→ **WHAT THE EXERCISE ASKS**: Among the records below, which lines contain the string "title"? Report them.

(Items from an interface collection)
[Start of Attachment]

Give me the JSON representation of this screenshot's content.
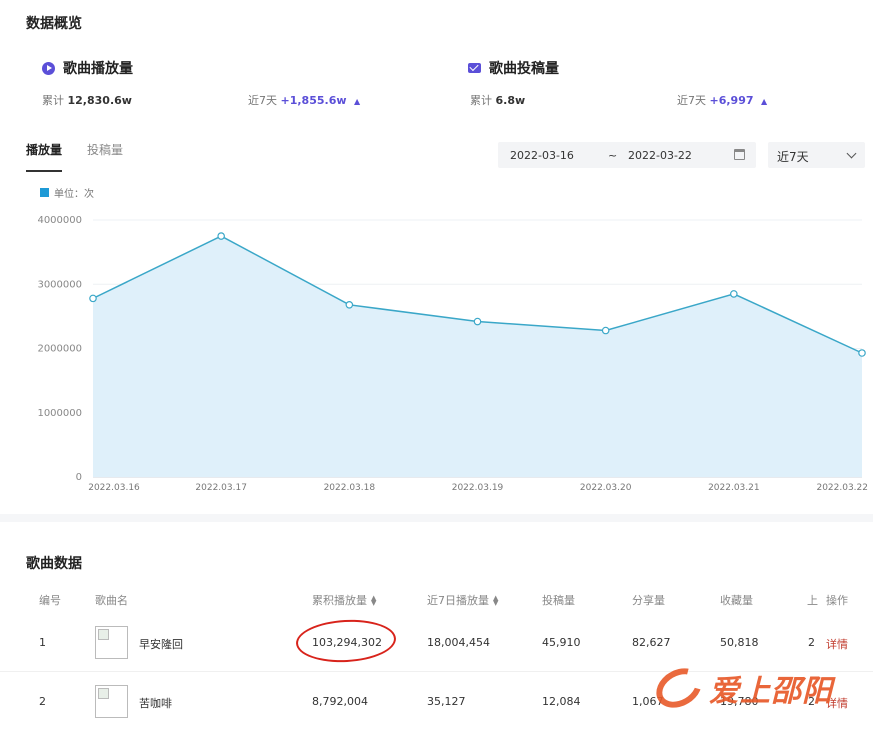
{
  "overview": {
    "title": "数据概览",
    "play_card": {
      "title": "歌曲播放量",
      "total_label": "累计",
      "total_value": "12,830.6w",
      "recent_label": "近7天",
      "recent_value": "+1,855.6w",
      "trend_icon": "up-triangle"
    },
    "submit_card": {
      "title": "歌曲投稿量",
      "total_label": "累计",
      "total_value": "6.8w",
      "recent_label": "近7天",
      "recent_value": "+6,997",
      "trend_icon": "up-triangle"
    }
  },
  "tabs": [
    "播放量",
    "投稿量"
  ],
  "date_range": {
    "start": "2022-03-16",
    "separator": "~",
    "end": "2022-03-22"
  },
  "period_select": {
    "selected": "近7天"
  },
  "colors": {
    "accent": "#5b4fd8",
    "line": "#3aa7c8",
    "area": "#dff0fa",
    "legend": "#1e9ad6",
    "annotation": "#d8231b",
    "watermark": "#e85a2a"
  },
  "chart_data": {
    "type": "area",
    "legend": "单位：次",
    "x": [
      "2022.03.16",
      "2022.03.17",
      "2022.03.18",
      "2022.03.19",
      "2022.03.20",
      "2022.03.21",
      "2022.03.22"
    ],
    "series": [
      {
        "values": [
          2780000,
          3750000,
          2680000,
          2420000,
          2280000,
          2850000,
          1930000
        ]
      }
    ],
    "yticks": [
      "0",
      "1000000",
      "2000000",
      "3000000",
      "4000000"
    ],
    "ylim": [
      0,
      4000000
    ],
    "grid": true
  },
  "songs": {
    "title": "歌曲数据",
    "columns": [
      "编号",
      "歌曲名",
      "累积播放量",
      "近7日播放量",
      "投稿量",
      "分享量",
      "收藏量",
      "上",
      "操作"
    ],
    "rows": [
      {
        "no": "1",
        "name": "早安隆回",
        "total_plays": "103,294,302",
        "plays_7d": "18,004,454",
        "submissions": "45,910",
        "shares": "82,627",
        "favorites": "50,818",
        "partial": "2",
        "action": "详情"
      },
      {
        "no": "2",
        "name": "苦咖啡",
        "total_plays": "8,792,004",
        "plays_7d": "35,127",
        "submissions": "12,084",
        "shares": "1,067",
        "favorites": "19,780",
        "partial": "2",
        "action": "详情"
      }
    ]
  },
  "watermark": {
    "text": "爱上邵阳"
  }
}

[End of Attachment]

→ **ANSWER BOX**:
    "title": "数据概览",
      "title": "歌曲播放量",
      "title": "歌曲投稿量",
    "title": "歌曲数据",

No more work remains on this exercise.